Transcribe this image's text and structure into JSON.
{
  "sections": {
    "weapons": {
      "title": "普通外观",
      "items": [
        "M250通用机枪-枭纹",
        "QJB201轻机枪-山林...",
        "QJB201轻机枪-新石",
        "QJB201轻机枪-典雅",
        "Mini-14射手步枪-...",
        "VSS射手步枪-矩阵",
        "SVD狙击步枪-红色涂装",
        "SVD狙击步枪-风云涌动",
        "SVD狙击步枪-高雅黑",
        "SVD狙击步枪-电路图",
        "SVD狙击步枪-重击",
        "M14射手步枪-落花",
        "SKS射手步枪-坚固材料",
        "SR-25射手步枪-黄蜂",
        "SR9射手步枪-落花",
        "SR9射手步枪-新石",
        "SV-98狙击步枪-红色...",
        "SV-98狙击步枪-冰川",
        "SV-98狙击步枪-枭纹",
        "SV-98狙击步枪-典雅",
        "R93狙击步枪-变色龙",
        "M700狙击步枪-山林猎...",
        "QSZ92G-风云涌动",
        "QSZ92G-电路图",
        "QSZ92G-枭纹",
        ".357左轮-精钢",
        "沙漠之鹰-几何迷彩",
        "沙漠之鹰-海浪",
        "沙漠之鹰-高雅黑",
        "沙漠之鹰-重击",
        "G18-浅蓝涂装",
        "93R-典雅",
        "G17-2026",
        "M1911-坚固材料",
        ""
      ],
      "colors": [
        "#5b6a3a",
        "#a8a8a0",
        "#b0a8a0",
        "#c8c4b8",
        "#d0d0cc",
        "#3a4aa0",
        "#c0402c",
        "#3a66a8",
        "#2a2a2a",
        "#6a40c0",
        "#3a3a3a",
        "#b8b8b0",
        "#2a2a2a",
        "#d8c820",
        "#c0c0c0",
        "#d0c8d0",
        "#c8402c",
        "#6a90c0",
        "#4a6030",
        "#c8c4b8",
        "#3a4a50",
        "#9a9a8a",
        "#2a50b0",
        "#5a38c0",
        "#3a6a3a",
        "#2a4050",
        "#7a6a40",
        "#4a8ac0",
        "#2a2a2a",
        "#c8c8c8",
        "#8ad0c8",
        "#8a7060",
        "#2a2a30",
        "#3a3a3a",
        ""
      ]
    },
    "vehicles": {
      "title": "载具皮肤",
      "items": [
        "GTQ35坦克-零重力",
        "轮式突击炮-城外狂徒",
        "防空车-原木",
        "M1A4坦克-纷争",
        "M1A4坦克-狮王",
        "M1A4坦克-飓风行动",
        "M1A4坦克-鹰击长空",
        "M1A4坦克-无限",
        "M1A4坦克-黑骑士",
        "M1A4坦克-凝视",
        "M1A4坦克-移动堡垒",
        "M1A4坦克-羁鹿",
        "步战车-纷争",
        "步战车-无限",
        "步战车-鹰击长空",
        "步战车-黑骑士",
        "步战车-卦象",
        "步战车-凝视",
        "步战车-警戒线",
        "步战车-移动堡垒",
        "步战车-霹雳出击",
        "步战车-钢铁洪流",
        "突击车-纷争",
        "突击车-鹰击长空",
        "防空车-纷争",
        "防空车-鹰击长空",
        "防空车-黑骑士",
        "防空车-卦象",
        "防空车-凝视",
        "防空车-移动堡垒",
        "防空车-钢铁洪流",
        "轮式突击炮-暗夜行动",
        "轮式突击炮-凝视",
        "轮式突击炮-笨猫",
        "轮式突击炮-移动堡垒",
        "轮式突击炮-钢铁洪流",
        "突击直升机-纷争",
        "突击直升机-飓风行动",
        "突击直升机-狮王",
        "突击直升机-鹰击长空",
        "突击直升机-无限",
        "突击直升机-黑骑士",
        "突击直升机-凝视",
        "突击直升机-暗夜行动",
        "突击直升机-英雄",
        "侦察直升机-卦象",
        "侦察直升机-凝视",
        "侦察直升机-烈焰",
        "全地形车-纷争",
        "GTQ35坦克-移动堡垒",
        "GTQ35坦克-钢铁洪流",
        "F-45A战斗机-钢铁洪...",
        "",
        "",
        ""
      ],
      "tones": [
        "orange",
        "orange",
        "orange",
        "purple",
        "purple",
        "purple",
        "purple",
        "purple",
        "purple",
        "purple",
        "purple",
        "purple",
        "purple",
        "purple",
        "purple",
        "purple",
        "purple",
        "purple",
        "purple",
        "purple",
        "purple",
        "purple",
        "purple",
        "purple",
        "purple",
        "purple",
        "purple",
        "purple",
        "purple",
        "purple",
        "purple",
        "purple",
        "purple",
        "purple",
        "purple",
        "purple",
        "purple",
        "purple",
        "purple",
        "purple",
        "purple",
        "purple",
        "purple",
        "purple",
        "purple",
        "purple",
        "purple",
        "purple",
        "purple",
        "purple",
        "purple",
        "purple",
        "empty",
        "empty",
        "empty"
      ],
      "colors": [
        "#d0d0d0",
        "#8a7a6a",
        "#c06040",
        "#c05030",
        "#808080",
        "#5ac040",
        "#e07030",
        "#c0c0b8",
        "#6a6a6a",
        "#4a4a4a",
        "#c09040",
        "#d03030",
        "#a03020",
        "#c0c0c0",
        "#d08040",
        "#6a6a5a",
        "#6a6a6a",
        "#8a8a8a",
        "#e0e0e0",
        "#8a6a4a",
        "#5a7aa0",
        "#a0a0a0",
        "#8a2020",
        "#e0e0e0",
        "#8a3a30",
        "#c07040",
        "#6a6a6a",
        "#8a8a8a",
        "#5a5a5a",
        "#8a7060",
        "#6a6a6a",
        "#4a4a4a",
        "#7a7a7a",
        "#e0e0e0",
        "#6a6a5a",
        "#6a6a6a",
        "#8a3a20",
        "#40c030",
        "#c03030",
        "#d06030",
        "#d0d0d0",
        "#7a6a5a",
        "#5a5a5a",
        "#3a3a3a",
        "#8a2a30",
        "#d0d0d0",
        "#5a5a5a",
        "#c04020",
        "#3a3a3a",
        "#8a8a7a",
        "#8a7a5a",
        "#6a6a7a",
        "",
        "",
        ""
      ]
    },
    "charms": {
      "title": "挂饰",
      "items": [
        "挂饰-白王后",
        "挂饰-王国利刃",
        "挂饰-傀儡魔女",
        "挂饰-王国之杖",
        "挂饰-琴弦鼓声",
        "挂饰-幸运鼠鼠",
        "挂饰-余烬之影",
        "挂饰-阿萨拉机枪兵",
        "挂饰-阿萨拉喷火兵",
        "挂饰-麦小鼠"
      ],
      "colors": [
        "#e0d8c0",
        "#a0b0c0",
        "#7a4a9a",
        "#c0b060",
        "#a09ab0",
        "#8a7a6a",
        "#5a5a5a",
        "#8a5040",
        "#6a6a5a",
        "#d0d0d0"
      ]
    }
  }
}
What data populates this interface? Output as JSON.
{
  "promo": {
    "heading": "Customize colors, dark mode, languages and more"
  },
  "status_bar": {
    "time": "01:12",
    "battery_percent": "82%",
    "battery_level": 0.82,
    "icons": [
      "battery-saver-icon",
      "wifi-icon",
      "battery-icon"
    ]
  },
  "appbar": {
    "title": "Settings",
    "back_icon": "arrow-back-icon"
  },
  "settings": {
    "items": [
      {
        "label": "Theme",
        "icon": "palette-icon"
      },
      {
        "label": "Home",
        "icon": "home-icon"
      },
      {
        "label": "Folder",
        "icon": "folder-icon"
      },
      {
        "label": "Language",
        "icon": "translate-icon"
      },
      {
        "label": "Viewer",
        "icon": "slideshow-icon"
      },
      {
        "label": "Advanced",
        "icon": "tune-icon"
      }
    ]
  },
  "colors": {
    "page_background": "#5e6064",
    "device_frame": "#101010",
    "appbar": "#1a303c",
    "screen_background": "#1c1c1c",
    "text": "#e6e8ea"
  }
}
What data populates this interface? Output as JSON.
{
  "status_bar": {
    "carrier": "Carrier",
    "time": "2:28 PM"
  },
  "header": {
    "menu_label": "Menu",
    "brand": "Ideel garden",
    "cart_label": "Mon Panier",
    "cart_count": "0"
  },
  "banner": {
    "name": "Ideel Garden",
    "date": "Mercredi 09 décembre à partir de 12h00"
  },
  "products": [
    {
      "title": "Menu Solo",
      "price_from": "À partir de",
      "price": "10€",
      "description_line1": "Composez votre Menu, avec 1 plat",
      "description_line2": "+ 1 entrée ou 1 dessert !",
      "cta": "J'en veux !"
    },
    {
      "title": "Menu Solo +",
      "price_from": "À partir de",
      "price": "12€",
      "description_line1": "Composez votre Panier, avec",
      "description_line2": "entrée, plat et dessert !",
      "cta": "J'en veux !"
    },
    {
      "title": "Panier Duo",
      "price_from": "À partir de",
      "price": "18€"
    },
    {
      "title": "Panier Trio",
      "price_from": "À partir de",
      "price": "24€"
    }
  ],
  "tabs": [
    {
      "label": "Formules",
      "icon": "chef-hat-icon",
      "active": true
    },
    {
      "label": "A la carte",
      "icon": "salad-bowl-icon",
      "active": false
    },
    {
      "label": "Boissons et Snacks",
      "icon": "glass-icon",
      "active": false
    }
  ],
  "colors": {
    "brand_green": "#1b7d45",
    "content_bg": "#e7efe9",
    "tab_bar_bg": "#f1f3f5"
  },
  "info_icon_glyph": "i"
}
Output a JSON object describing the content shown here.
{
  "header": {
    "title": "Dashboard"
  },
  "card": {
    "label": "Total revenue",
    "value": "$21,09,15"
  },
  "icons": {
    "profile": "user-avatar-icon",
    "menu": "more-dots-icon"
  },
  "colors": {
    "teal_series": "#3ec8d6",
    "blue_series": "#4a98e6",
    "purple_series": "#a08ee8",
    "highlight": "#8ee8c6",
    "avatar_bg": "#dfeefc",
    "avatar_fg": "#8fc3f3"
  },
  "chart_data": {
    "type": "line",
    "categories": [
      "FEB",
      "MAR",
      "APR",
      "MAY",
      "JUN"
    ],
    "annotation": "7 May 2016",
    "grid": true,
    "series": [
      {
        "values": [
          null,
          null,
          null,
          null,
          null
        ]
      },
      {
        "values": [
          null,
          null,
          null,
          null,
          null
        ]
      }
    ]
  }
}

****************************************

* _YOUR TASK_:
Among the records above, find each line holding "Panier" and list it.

* _TASK ANSWER_:
    "cart_label": "Mon Panier",
      "description_line1": "Composez votre Panier, avec",
      "title": "Panier Duo",
      "title": "Panier Trio",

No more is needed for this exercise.